Humans get stuck in one or more of three responses to terror/trauma...fight, flight or freeze. My own limbic response was flight (dissociaton) and freeze (this led to much re-traumatising in the form of sexual assaults through high school and beyond as boys and men mistook my passivity for consent...as did I as I had no other framework for considering my lack of resistance...and so the shame and self-hatred built exponentially). I acted out as a result of unrecognised trauma/terror by turning the violence of shame and anger inwards. Others rage outwards (fight response).
The Really Scary News
At least two states here in Australia, Western Australia and Victoria, are seriously considering legislation enabling traumatised young people under the age of 18 and as young as 13 to consent to psychosurgery, electric shock, drugging and even sterilisation without even their parents' knowledge. It enables authorities to detain children in psychiatric units and to deny parents access and to perform the above procedures on them.
I am the first to espouse the rights and empowerment of young people but isn't it kind of odd that legislation is being quietly rushed through for these kinds of 'rights' whereas the right to be raised in a non-violent environment; the right to breathe clean air; the right to choose their own form of education; the right to name or have named and express WHATEVER they are feeling; the right to decide many other things have all been ignored for a long, long time.
Speak the true name, which is always terror, or deep grief, NOT the symptoms which are the acting out, the violence, depression, self-harm, out of control behaviour... and you will always see positive results. Once terror is called by its true name the healing process can truly begin. The person can be listened to, their story drawn out as often as needed, and empathy given.
This is what I want the legislators and the mental health system and parents and caregivers to understand. Well, that's my dream anyway. My partner has seen the truth in what I say and that, for me, has made the navigation through the nightmare of my life worthwhile because our daughter reaps these rewards and is probably the first in any of our generations to be so trauma-free....and it shows. I want what she has for everyone.
If you feel moved to check out the proposed legislation further, here are some links:
and here's a link on Non-Epileptic Events:
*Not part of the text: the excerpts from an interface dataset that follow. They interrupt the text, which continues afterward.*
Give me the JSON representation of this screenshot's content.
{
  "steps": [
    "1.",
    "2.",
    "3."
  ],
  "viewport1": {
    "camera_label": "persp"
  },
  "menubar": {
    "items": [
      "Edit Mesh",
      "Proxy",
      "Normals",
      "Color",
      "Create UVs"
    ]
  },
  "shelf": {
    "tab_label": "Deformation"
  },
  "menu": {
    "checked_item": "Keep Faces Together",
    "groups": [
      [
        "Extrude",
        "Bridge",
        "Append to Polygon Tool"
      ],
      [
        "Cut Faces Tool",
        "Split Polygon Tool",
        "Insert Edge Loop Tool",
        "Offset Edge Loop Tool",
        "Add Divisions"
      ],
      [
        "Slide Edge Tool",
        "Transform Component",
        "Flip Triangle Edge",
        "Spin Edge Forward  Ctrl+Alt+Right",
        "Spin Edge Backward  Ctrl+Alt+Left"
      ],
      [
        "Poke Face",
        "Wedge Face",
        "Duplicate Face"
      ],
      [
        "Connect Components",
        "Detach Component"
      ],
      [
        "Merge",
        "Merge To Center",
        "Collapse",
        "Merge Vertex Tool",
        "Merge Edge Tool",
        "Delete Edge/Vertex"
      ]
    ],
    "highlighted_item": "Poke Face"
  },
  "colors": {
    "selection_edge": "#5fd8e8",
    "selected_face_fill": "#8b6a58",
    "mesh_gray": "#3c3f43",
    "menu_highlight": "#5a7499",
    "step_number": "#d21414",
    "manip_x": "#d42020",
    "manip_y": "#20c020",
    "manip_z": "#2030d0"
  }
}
and here's links to some organisations working for change:
help for adult survivors of childhood sexual assault
general healing from trauma
and for connection and healing with young people